New Site Aggregates Anti-Litter Campaigns

A new Web site hopes to aggregate anti-litter campaigns from around the world. “A new website aiming to showcase the best anti-litter campaigns from around the world has been launched today (6 July) to provide councils and businesses with ‘a source of inspiration to fight litter’. The Neat Streets website was designed by Hubbub, an environmental charity that experiments with ways to interest the public in sustainability issues, and sponsored by the Industry Council for research on Packaging and the Environment (INCPEN).” There are currently over 20 projects on the site and organizations are invited to submit more.

Guardian: Google Wants to Take Over Municipal Transportation Infrastructure

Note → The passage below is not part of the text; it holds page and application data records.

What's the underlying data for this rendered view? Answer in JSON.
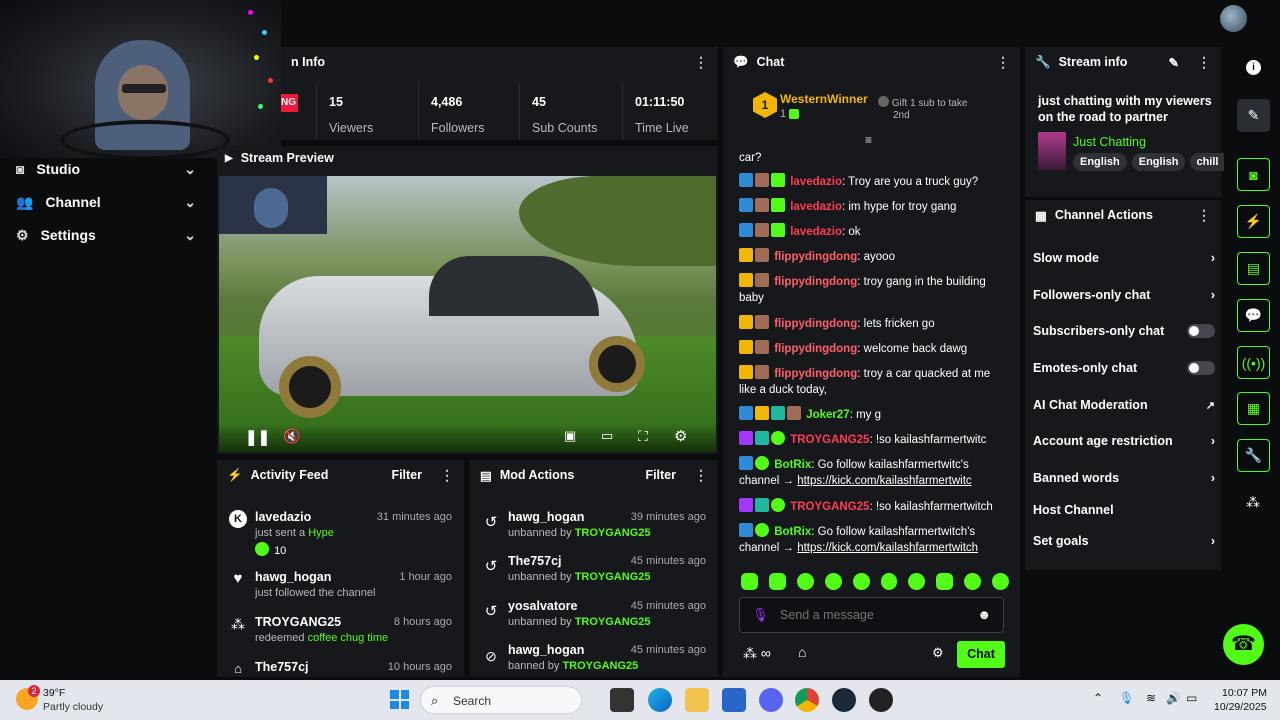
{
  "nav": {
    "items": [
      {
        "label": "Studio"
      },
      {
        "label": "Channel"
      },
      {
        "label": "Settings"
      }
    ]
  },
  "stream_info_strip": {
    "title": "n Info",
    "live_badge": "NG",
    "stats": [
      {
        "value": "15",
        "label": "Viewers"
      },
      {
        "value": "4,486",
        "label": "Followers"
      },
      {
        "value": "45",
        "label": "Sub Counts"
      },
      {
        "value": "01:11:50",
        "label": "Time Live"
      }
    ]
  },
  "preview": {
    "title": "Stream Preview"
  },
  "activity": {
    "title": "Activity Feed",
    "filter": "Filter",
    "items": [
      {
        "user": "lavedazio",
        "time": "31 minutes ago",
        "desc": "just sent a",
        "highlight": "Hype",
        "extra": "10"
      },
      {
        "user": "hawg_hogan",
        "time": "1 hour ago",
        "desc": "just followed the channel",
        "highlight": "",
        "extra": ""
      },
      {
        "user": "TROYGANG25",
        "time": "8 hours ago",
        "desc": "redeemed",
        "highlight": "coffee chug time",
        "extra": ""
      },
      {
        "user": "The757cj",
        "time": "10 hours ago",
        "desc": "",
        "highlight": "",
        "extra": ""
      }
    ]
  },
  "mod": {
    "title": "Mod Actions",
    "filter": "Filter",
    "items": [
      {
        "user": "hawg_hogan",
        "time": "39 minutes ago",
        "action": "unbanned by",
        "by": "TROYGANG25"
      },
      {
        "user": "The757cj",
        "time": "45 minutes ago",
        "action": "unbanned by",
        "by": "TROYGANG25"
      },
      {
        "user": "yosalvatore",
        "time": "45 minutes ago",
        "action": "unbanned by",
        "by": "TROYGANG25"
      },
      {
        "user": "hawg_hogan",
        "time": "45 minutes ago",
        "action": "banned by",
        "by": "TROYGANG25"
      }
    ]
  },
  "chat": {
    "title": "Chat",
    "top_gifter": {
      "rank": "1",
      "name": "WesternWinner",
      "count": "1"
    },
    "gift_prompt_line1": "Gift 1 sub to take",
    "gift_prompt_line2": "2nd",
    "fragment": "car?",
    "messages": [
      {
        "user": "lavedazio",
        "text": "Troy are you a truck guy?"
      },
      {
        "user": "lavedazio",
        "text": "im hype for troy gang"
      },
      {
        "user": "lavedazio",
        "text": "ok"
      },
      {
        "user": "flippydingdong",
        "text": "ayooo"
      },
      {
        "user": "flippydingdong",
        "text": "troy gang in the building baby"
      },
      {
        "user": "flippydingdong",
        "text": "lets fricken go"
      },
      {
        "user": "flippydingdong",
        "text": "welcome back dawg"
      },
      {
        "user": "flippydingdong",
        "text": "troy a car quacked at me like a duck today,"
      },
      {
        "user": "Joker27",
        "text": "my g"
      },
      {
        "user": "TROYGANG25",
        "text": "!so kailashfarmertwitc"
      },
      {
        "user": "BotRix",
        "text": "Go follow kailashfarmertwitc's channel → ",
        "link": "https://kick.com/kailashfarmertwitc"
      },
      {
        "user": "TROYGANG25",
        "text": "!so kailashfarmertwitch"
      },
      {
        "user": "BotRix",
        "text": "Go follow kailashfarmertwitch's channel → ",
        "link": "https://kick.com/kailashfarmertwitch"
      }
    ],
    "input_placeholder": "Send a message",
    "send_label": "Chat"
  },
  "stream_info": {
    "title": "Stream info",
    "stream_title": "just chatting with my viewers on the road to partner",
    "category": "Just Chatting",
    "tags": [
      "English",
      "English",
      "chill"
    ]
  },
  "channel_actions": {
    "title": "Channel Actions",
    "items": [
      {
        "label": "Slow mode",
        "control": "chevron"
      },
      {
        "label": "Followers-only chat",
        "control": "chevron"
      },
      {
        "label": "Subscribers-only chat",
        "control": "toggle"
      },
      {
        "label": "Emotes-only chat",
        "control": "toggle"
      },
      {
        "label": "AI Chat Moderation",
        "control": "external"
      },
      {
        "label": "Account age restriction",
        "control": "chevron"
      },
      {
        "label": "Banned words",
        "control": "chevron"
      },
      {
        "label": "Host Channel",
        "control": "none"
      },
      {
        "label": "Set goals",
        "control": "chevron"
      }
    ]
  },
  "taskbar": {
    "weather_temp": "39°F",
    "weather_desc": "Partly cloudy",
    "weather_badge": "2",
    "search": "Search",
    "time": "10:07 PM",
    "date": "10/29/2025"
  },
  "colors": {
    "accent": "#53fc18",
    "panel": "#16181c",
    "background": "#0b0c0e",
    "username_red": "#ff3d55"
  }
}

Odd story from The Guardian: Secretive Alphabet division aims to fix public transit in US by shifting control to Google. “Sidewalk Labs, a secretive subsidiary of Alphabet, wants to radically overhaul public parking and transportation in American cities, emails and documents obtained by the Guardian reveal. Its high-tech services, which it calls ‘new superpowers to extend access and mobility’, could make it easier to drive and park in cities and create hybrid public/private transit options that rely heavily on ride-share services such as Uber. But they might also gut traditional bus services and require cities to invest heavily in Google’s own technologies, experts fear.” The Guardian’s tone in this article reads like, “Google wants to take over the world,” but I think it’s more “Google is frantically searching for income streams before the online advertising market implodes completely.”

City of Detroit Launches New Demolition Tracker Map

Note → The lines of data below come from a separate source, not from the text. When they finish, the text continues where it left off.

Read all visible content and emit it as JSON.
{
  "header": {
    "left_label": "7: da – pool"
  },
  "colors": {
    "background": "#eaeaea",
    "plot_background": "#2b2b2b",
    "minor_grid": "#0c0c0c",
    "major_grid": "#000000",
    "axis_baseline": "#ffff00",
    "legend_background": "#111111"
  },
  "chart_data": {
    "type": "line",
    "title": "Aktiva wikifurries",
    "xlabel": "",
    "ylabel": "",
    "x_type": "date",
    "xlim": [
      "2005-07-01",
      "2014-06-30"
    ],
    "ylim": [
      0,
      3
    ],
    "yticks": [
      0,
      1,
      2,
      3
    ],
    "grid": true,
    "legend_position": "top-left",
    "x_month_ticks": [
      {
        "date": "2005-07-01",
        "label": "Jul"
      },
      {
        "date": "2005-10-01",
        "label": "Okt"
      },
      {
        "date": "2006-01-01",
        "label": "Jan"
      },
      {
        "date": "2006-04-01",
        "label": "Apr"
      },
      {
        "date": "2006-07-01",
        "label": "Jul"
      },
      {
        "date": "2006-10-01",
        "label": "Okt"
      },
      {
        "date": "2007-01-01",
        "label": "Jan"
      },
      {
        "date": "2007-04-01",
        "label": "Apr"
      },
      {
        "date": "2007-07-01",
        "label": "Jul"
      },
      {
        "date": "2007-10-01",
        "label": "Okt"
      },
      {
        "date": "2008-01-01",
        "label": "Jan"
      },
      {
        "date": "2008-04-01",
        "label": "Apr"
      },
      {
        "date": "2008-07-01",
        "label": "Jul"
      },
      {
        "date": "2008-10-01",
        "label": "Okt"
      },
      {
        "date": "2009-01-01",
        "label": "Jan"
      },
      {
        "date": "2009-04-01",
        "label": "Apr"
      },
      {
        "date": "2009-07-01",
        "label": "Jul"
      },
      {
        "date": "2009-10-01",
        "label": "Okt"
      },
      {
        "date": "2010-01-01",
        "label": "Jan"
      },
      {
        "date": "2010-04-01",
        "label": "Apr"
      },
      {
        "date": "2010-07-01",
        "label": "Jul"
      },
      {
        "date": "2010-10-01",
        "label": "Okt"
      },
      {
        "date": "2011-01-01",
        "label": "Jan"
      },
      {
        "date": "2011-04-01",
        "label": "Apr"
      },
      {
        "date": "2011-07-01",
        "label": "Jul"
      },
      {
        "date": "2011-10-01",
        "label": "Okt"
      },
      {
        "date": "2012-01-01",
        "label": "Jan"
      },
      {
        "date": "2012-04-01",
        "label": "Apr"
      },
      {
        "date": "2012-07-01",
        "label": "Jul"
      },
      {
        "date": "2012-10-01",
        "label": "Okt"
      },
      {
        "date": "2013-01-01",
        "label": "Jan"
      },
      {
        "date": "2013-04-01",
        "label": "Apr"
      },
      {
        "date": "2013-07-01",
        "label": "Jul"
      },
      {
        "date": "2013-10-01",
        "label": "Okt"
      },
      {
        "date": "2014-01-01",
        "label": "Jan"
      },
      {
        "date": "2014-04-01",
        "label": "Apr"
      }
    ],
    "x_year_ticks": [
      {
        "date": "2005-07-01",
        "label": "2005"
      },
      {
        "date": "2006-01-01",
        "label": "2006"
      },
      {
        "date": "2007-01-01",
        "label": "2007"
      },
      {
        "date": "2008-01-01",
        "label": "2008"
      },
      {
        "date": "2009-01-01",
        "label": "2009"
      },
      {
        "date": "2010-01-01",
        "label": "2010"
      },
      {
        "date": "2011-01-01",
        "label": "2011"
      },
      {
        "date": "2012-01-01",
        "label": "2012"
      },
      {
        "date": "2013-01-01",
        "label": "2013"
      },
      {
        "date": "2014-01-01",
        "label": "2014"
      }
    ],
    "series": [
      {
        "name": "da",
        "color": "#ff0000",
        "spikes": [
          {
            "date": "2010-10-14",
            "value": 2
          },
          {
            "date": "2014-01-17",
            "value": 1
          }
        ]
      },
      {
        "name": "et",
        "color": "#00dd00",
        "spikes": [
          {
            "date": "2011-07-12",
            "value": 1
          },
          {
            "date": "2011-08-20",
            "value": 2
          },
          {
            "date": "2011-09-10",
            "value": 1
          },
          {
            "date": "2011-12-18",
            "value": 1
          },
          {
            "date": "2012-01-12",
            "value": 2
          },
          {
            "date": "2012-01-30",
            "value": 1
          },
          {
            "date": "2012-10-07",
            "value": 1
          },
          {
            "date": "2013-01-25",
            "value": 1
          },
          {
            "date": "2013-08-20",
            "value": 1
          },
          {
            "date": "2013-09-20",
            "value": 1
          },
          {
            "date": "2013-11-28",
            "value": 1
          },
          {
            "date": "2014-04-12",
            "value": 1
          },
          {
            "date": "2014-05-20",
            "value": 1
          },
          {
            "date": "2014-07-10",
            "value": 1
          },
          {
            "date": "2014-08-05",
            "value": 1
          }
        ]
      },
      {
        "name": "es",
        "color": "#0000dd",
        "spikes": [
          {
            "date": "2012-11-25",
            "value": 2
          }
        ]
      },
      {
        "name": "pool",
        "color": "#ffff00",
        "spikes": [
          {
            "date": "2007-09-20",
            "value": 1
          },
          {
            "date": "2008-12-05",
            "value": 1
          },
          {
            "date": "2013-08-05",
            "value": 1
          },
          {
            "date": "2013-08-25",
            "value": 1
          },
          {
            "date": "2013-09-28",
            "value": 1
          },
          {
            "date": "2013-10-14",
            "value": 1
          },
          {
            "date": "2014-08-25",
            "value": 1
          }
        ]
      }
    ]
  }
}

The city of Detroit has launched a rather astonishing municipal tool: a demolition tracker. “With this new tool, anyone can track the nation’s largest demolition program, which has been awarded more than a quarter-billion dollars by the U.S. Treasury Department and Michigan State Housing Development Authority. In 2014, Detroit took down 4,000 vacant buildings. This year, the city will take down 5,000 dangerous structures and 6,000 more in 2017.”

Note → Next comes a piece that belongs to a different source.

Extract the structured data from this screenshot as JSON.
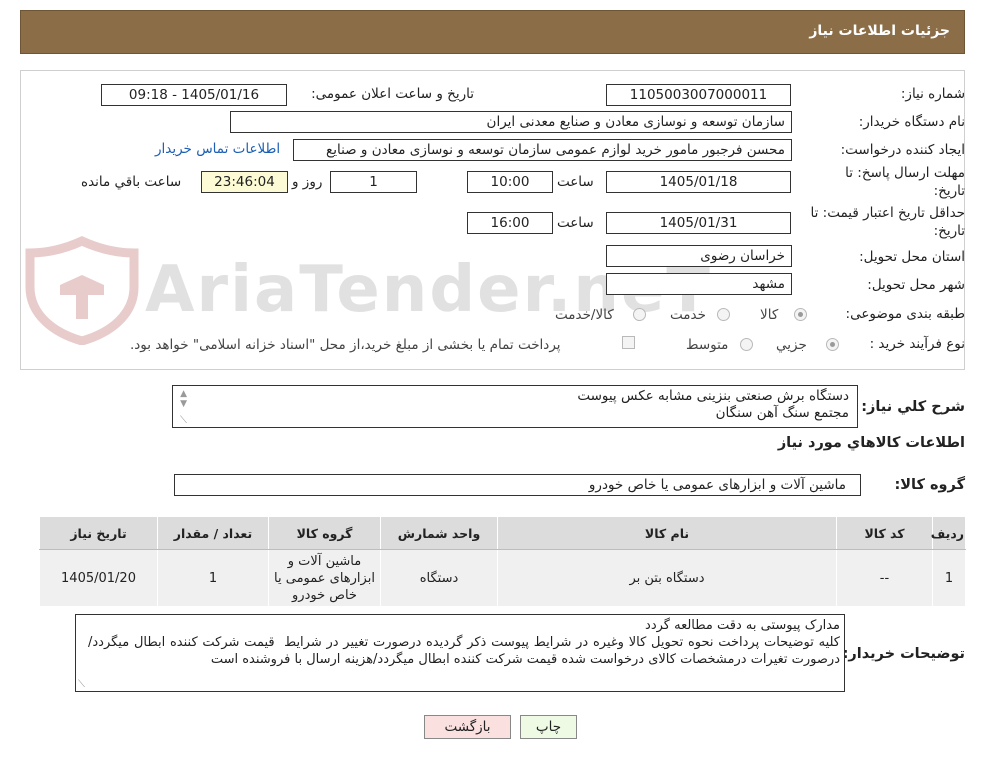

Digital Archive of THE CITY RECORD in Development

In development: a huge archive of NYC records. “…the National Endowment for the Humanities recently awarded $260,000 to New York University’s Tandon School of Engineering. Its goal is to develop a searchable online portal for 120 years of the City Record, from 1873 to 1998, when the paper went online. In the process, the project will scan and digitize 1,723 volumes—more than a million pages—of New York City records. The City Record, which includes both a print and an online edition, began publishing on June 24, 1873, in response to the Tweed Ring scandal. Just like government agencies do today with the Internet, it was intended to provide transparency.”

Google Wants to Help the Folks in Flint

Google wants to help the people in Flint, Michigan. “Access to clean drinking water is a concern all over the world, but in the United States it’s often a foregone conclusion. That is not the case recently for the residents of Flint, Michigan, many of whom we now know have been exposed to lead in their tap water. It’s a crisis, one to which the American people readily responded by donating water and resources to help alleviate the immediate pain. But the problem won’t go away quickly, and understanding its extent is both challenging and an absolute necessity. Today, is providing $250,000 to partners in the Flint community to help, with a special focus on a technical solution for understanding and resolving the crisis for the long term.”

Tim Barton: Can Google’s ‘Popular Times’ Feature Change The Way We Plan?

Quick but thoughtful read, especially if you’re into municipalities, infrastructure, or city planning: Can Google’s ‘Popular Times’ Feature Change The Way We Plan? “These days we hear a lot about the potential benefits to planning of ‘big data’. With most people walking, cycling, taking transit or driving around with a smartphone in their pocket, people interested in planning cities can get quite excited about the potential information that becomes available: where are people going; when are people going; how are people going?”